Look! A post about beer from Todd? How unexpected? All joking aside, I got the chance to review A Year in Food and Beer by Emily Baime and Darin Michaels and promptly took it. I knew that the book mainly focused on beer tasting and food pairing, two subjects which I admittedly knew very little about, despite being a homebrewer for over two years. So, with a lot to learn, I dove right in.
The book contains a general introduction to beer and tasting in general, covering the major scents and tastes that would be acceptable for different seasons, styles of beer, and foods. The authors also describe the production of beer, and the different properties of the raw ingredients involved. They also touch on clean glassware, which is quite important in the beer tasting process. A main theme in the work is “seasons”, which highlights how different beers are appropriate for different seasons, as well as different foods to pair with these beers. They then provide a large list of recipes and beer pairings, with an emphasis on the different flavors and smells that are prevalent in that particular season.
From the start, I knew this book would be a great resource for me. As I admitted before, I had little to no experience with beer pairing, and typically whenever I drink beer with food I find that either the food ends up overpowering the beer or vice-versa. I’ve come to realize that this is probably due to the fact that I haven’t been pairing correctly. The authors reference a flavor wheel of sorts that basically functions as a color wheel for food. Flavors that are in close proximity to each other on the wheel can be paired, and flavors that are completely opposite on the wheel can be paired. For example, the sweet and rich flavor of a porter could be paired with the crunchy and salty flavor and texture of a pretzel. On the other hand, the spicy flavors in Indian food can be easily paired with the floral and spicy flavors that are found in most IPA’s. With this in mind, along with the copious amount of recipes provided, I should have plenty of new ideas to try out when I next pair food and beer together. I agree with their point that adding food to beer probably increases the enjoyment of it, and it introduces new flavors that would have never existed had it not been for the addition of food. In short, this is a great read for those of you who are interested in both beer and new foods. It’s a quick read that definitely goes beyond just a list of recipes.
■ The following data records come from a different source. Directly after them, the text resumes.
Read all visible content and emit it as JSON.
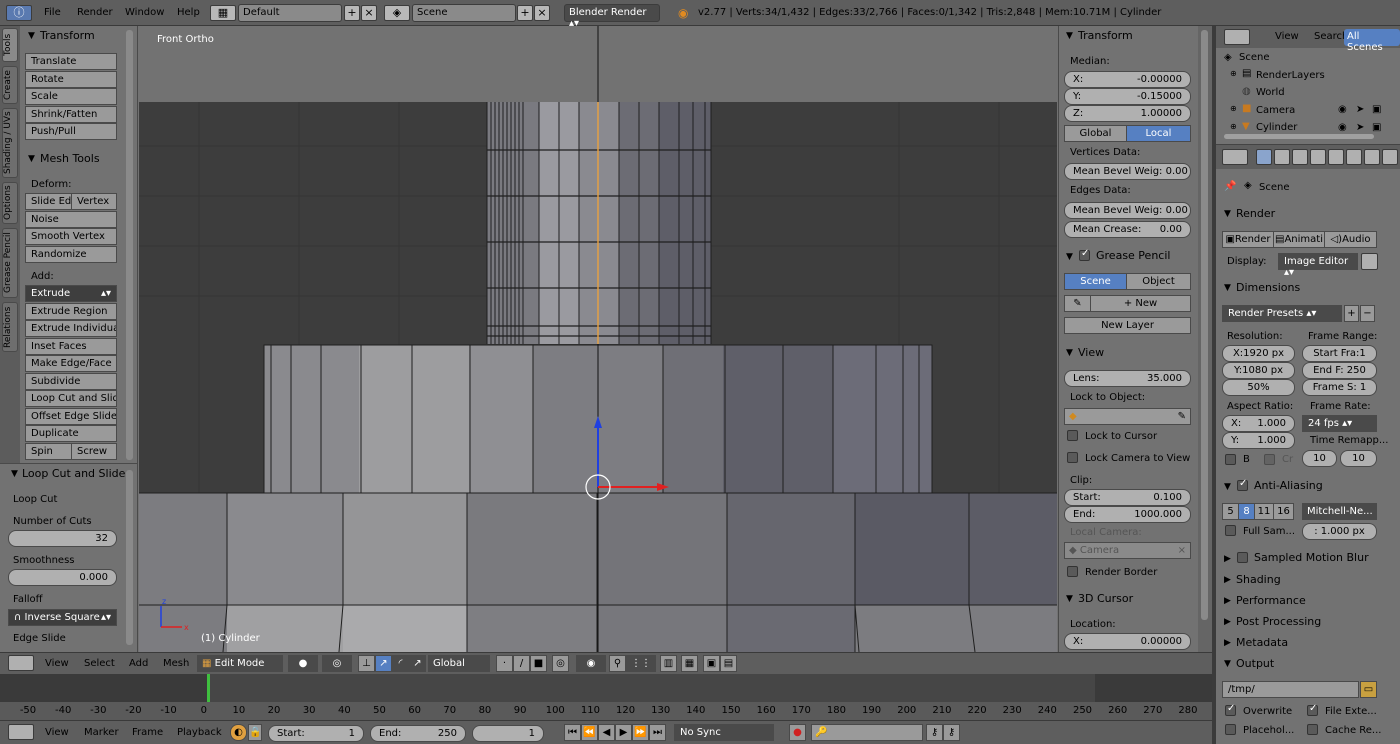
{
  "topbar": {
    "menus": [
      "File",
      "Render",
      "Window",
      "Help"
    ],
    "screen_layout": "Default",
    "scene": "Scene",
    "engine": "Blender Render",
    "stats": "v2.77 | Verts:34/1,432 | Edges:33/2,766 | Faces:0/1,342 | Tris:2,848 | Mem:10.71M | Cylinder"
  },
  "vtabs": [
    "Tools",
    "Create",
    "Shading / UVs",
    "Options",
    "Grease Pencil",
    "Relations"
  ],
  "toolshelf": {
    "transform_title": "Transform",
    "transform_buttons": [
      "Translate",
      "Rotate",
      "Scale",
      "Shrink/Fatten",
      "Push/Pull"
    ],
    "mesh_tools_title": "Mesh Tools",
    "deform_label": "Deform:",
    "slide_edge": "Slide Ed",
    "vertex": "Vertex",
    "noise": "Noise",
    "smooth_vertex": "Smooth Vertex",
    "randomize": "Randomize",
    "add_label": "Add:",
    "extrude": "Extrude",
    "add_buttons": [
      "Extrude Region",
      "Extrude Individual",
      "Inset Faces",
      "Make Edge/Face",
      "Subdivide",
      "Loop Cut and Slide",
      "Offset Edge Slide",
      "Duplicate"
    ],
    "spin": "Spin",
    "screw": "Screw"
  },
  "operator_panel": {
    "title": "Loop Cut and Slide",
    "subtitle": "Loop Cut",
    "cuts_label": "Number of Cuts",
    "cuts_value": "32",
    "smooth_label": "Smoothness",
    "smooth_value": "0.000",
    "falloff_label": "Falloff",
    "falloff_value": "Inverse Square",
    "edge_slide_label": "Edge Slide"
  },
  "viewport": {
    "view_name": "Front Ortho",
    "object_label": "(1) Cylinder"
  },
  "npanel": {
    "transform_title": "Transform",
    "median_label": "Median:",
    "x": "-0.00000",
    "y": "-0.15000",
    "z": "1.00000",
    "x_label": "X:",
    "y_label": "Y:",
    "z_label": "Z:",
    "global": "Global",
    "local": "Local",
    "vertices_data": "Vertices Data:",
    "mean_bevel_v": "Mean Bevel Weig: 0.00",
    "edges_data": "Edges Data:",
    "mean_bevel_e": "Mean Bevel Weig: 0.00",
    "mean_crease_label": "Mean Crease:",
    "mean_crease": "0.00",
    "grease_pencil": "Grease Pencil",
    "gp_scene": "Scene",
    "gp_object": "Object",
    "new": "New",
    "new_layer": "New Layer",
    "view_title": "View",
    "lens_label": "Lens:",
    "lens": "35.000",
    "lock_to_object": "Lock to Object:",
    "lock_to_cursor": "Lock to Cursor",
    "lock_camera": "Lock Camera to View",
    "clip_label": "Clip:",
    "clip_start_label": "Start:",
    "clip_start": "0.100",
    "clip_end_label": "End:",
    "clip_end": "1000.000",
    "local_camera": "Local Camera:",
    "camera": "Camera",
    "render_border": "Render Border",
    "cursor_title": "3D Cursor",
    "location_label": "Location:",
    "cursor_x_label": "X:",
    "cursor_x": "0.00000"
  },
  "outliner": {
    "view": "View",
    "search": "Search",
    "all_scenes": "All Scenes",
    "items": [
      "Scene",
      "RenderLayers",
      "World",
      "Camera",
      "Cylinder"
    ]
  },
  "properties": {
    "scene": "Scene",
    "render_title": "Render",
    "render_btn": "Render",
    "anim_btn": "Animati",
    "audio_btn": "Audio",
    "display_label": "Display:",
    "display_value": "Image Editor",
    "dimensions_title": "Dimensions",
    "render_presets": "Render Presets",
    "resolution_label": "Resolution:",
    "frame_range_label": "Frame Range:",
    "res_x": "X:1920 px",
    "res_y": "Y:1080 px",
    "res_pct": "50%",
    "start_frame": "Start Fra:1",
    "end_frame": "End F: 250",
    "frame_step": "Frame S: 1",
    "aspect_label": "Aspect Ratio:",
    "frame_rate_label": "Frame Rate:",
    "aspect_x_label": "X:",
    "aspect_x": "1.000",
    "aspect_y_label": "Y:",
    "aspect_y": "1.000",
    "fps": "24 fps",
    "time_remap": "Time Remapp...",
    "b_label": "B",
    "cr_label": "Cr",
    "remap_old": "10",
    "remap_new": "10",
    "aa_title": "Anti-Aliasing",
    "aa_samples": [
      "5",
      "8",
      "11",
      "16"
    ],
    "aa_filter": "Mitchell-Ne...",
    "full_sample": "Full Sam...",
    "filter_size": ": 1.000 px",
    "motion_blur": "Sampled Motion Blur",
    "shading": "Shading",
    "performance": "Performance",
    "post_processing": "Post Processing",
    "metadata": "Metadata",
    "output": "Output",
    "output_path": "/tmp/",
    "overwrite": "Overwrite",
    "file_ext": "File Exte...",
    "placeholders": "Placehol...",
    "cache_result": "Cache Re..."
  },
  "view_header": {
    "view": "View",
    "select": "Select",
    "add": "Add",
    "mesh": "Mesh",
    "mode": "Edit Mode",
    "orientation": "Global"
  },
  "timeline": {
    "ticks": [
      "-50",
      "-40",
      "-30",
      "-20",
      "-10",
      "0",
      "10",
      "20",
      "30",
      "40",
      "50",
      "60",
      "70",
      "80",
      "90",
      "100",
      "110",
      "120",
      "130",
      "140",
      "150",
      "160",
      "170",
      "180",
      "190",
      "200",
      "210",
      "220",
      "230",
      "240",
      "250",
      "260",
      "270",
      "280"
    ],
    "current_frame": 0
  },
  "tl_header": {
    "view": "View",
    "marker": "Marker",
    "frame": "Frame",
    "playback": "Playback",
    "start_label": "Start:",
    "start": "1",
    "end_label": "End:",
    "end": "250",
    "current": "1",
    "sync": "No Sync"
  },
  "colors": {
    "accent_blue": "#5680c2",
    "active_frame": "#3fbf3f",
    "header": "#5e5e5e",
    "panel": "#727272"
  }
}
Cheers!
4 out of 5 stars
A Year in Food and Beer by Emily Baime and Darin Michaels
AltaMira Press (2013)
eBook: 148 pages
Special thanks to AltaMira Press for my review copy via Netgalley!